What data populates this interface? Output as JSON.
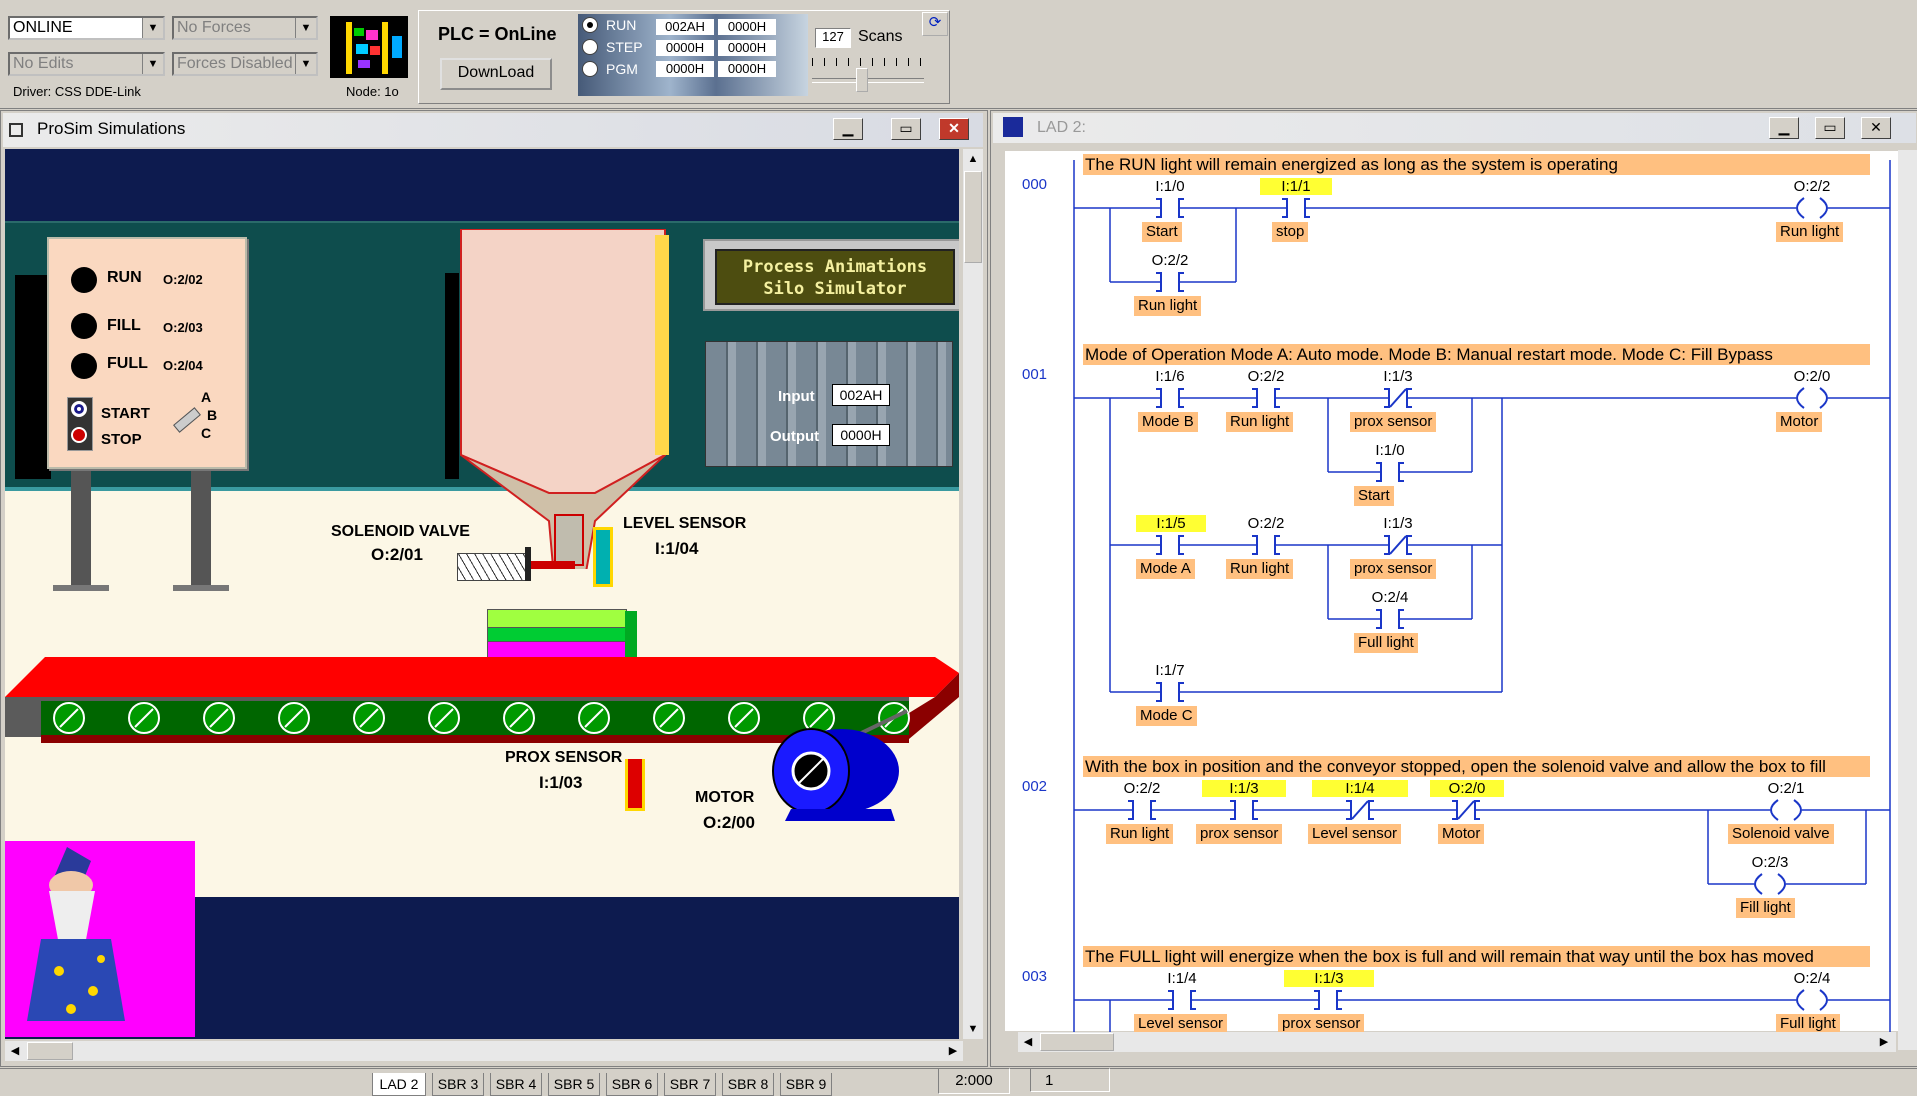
{
  "toolbar": {
    "mode_combo": "ONLINE",
    "forces_combo": "No Forces",
    "edits_combo": "No Edits",
    "forces_enabled_combo": "Forces Disabled",
    "driver": "Driver: CSS DDE-Link",
    "node": "Node: 1o",
    "plc_status": "PLC = OnLine",
    "download_label": "DownLoad",
    "radio_run": "RUN",
    "radio_step": "STEP",
    "radio_pgm": "PGM",
    "run_in": "002AH",
    "run_out": "0000H",
    "step_in": "0000H",
    "step_out": "0000H",
    "pgm_in": "0000H",
    "pgm_out": "0000H",
    "scans_value": "127",
    "scans_label": "Scans"
  },
  "prosim": {
    "title": "ProSim Simulations",
    "panel": {
      "run": "RUN",
      "run_addr": "O:2/02",
      "fill": "FILL",
      "fill_addr": "O:2/03",
      "full": "FULL",
      "full_addr": "O:2/04",
      "start": "START",
      "stop": "STOP",
      "mode_a": "A",
      "mode_b": "B",
      "mode_c": "C"
    },
    "sign_line1": "Process Animations",
    "sign_line2": "Silo Simulator",
    "plc_input_label": "Input",
    "plc_input_value": "002AH",
    "plc_output_label": "Output",
    "plc_output_value": "0000H",
    "solenoid_label": "SOLENOID VALVE",
    "solenoid_addr": "O:2/01",
    "level_label": "LEVEL SENSOR",
    "level_addr": "I:1/04",
    "prox_label": "PROX SENSOR",
    "prox_addr": "I:1/03",
    "motor_label": "MOTOR",
    "motor_addr": "O:2/00"
  },
  "lad": {
    "title": "LAD 2:",
    "rungs": {
      "r0": {
        "num": "000",
        "comment": "The RUN light will remain energized as long as the system is operating",
        "c1_addr": "I:1/0",
        "c1_tag": "Start",
        "c2_addr": "I:1/1",
        "c2_tag": "stop",
        "c3_addr": "O:2/2",
        "c3_tag": "Run light",
        "out_addr": "O:2/2",
        "out_tag": "Run light"
      },
      "r1": {
        "num": "001",
        "comment": "Mode of Operation  Mode A: Auto mode.  Mode B: Manual restart mode.  Mode C: Fill Bypass",
        "a1": "I:1/6",
        "t1": "Mode B",
        "a2": "O:2/2",
        "t2": "Run light",
        "a3": "I:1/3",
        "t3": "prox sensor",
        "a4": "I:1/0",
        "t4": "Start",
        "a5": "I:1/5",
        "t5": "Mode A",
        "a6": "O:2/2",
        "t6": "Run light",
        "a7": "I:1/3",
        "t7": "prox sensor",
        "a8": "O:2/4",
        "t8": "Full light",
        "a9": "I:1/7",
        "t9": "Mode C",
        "out_addr": "O:2/0",
        "out_tag": "Motor"
      },
      "r2": {
        "num": "002",
        "comment": "With the box in position and the conveyor stopped, open the solenoid valve and allow the box to fill",
        "a1": "O:2/2",
        "t1": "Run light",
        "a2": "I:1/3",
        "t2": "prox sensor",
        "a3": "I:1/4",
        "t3": "Level sensor",
        "a4": "O:2/0",
        "t4": "Motor",
        "out1_addr": "O:2/1",
        "out1_tag": "Solenoid valve",
        "out2_addr": "O:2/3",
        "out2_tag": "Fill light"
      },
      "r3": {
        "num": "003",
        "comment": "The FULL light will energize when the box is full and will remain that way until the box has moved",
        "a1": "I:1/4",
        "t1": "Level sensor",
        "a2": "I:1/3",
        "t2": "prox sensor",
        "out_addr": "O:2/4",
        "out_tag": "Full light"
      }
    }
  },
  "tabs": [
    "LAD 2",
    "SBR 3",
    "SBR 4",
    "SBR 5",
    "SBR 6",
    "SBR 7",
    "SBR 8",
    "SBR 9"
  ],
  "status": {
    "pos": "2:000",
    "val": "1"
  }
}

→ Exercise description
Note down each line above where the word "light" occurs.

→ Worked solution
        "comment": "The RUN light will remain energized as long as the system is operating",
        "c3_tag": "Run light",
        "out_tag": "Run light"
        "t2": "Run light",
        "t6": "Run light",
        "t8": "Full light",
        "t1": "Run light",
        "out2_tag": "Fill light"
        "comment": "The FULL light will energize when the box is full and will remain that way until the box has moved",
        "out_tag": "Full light"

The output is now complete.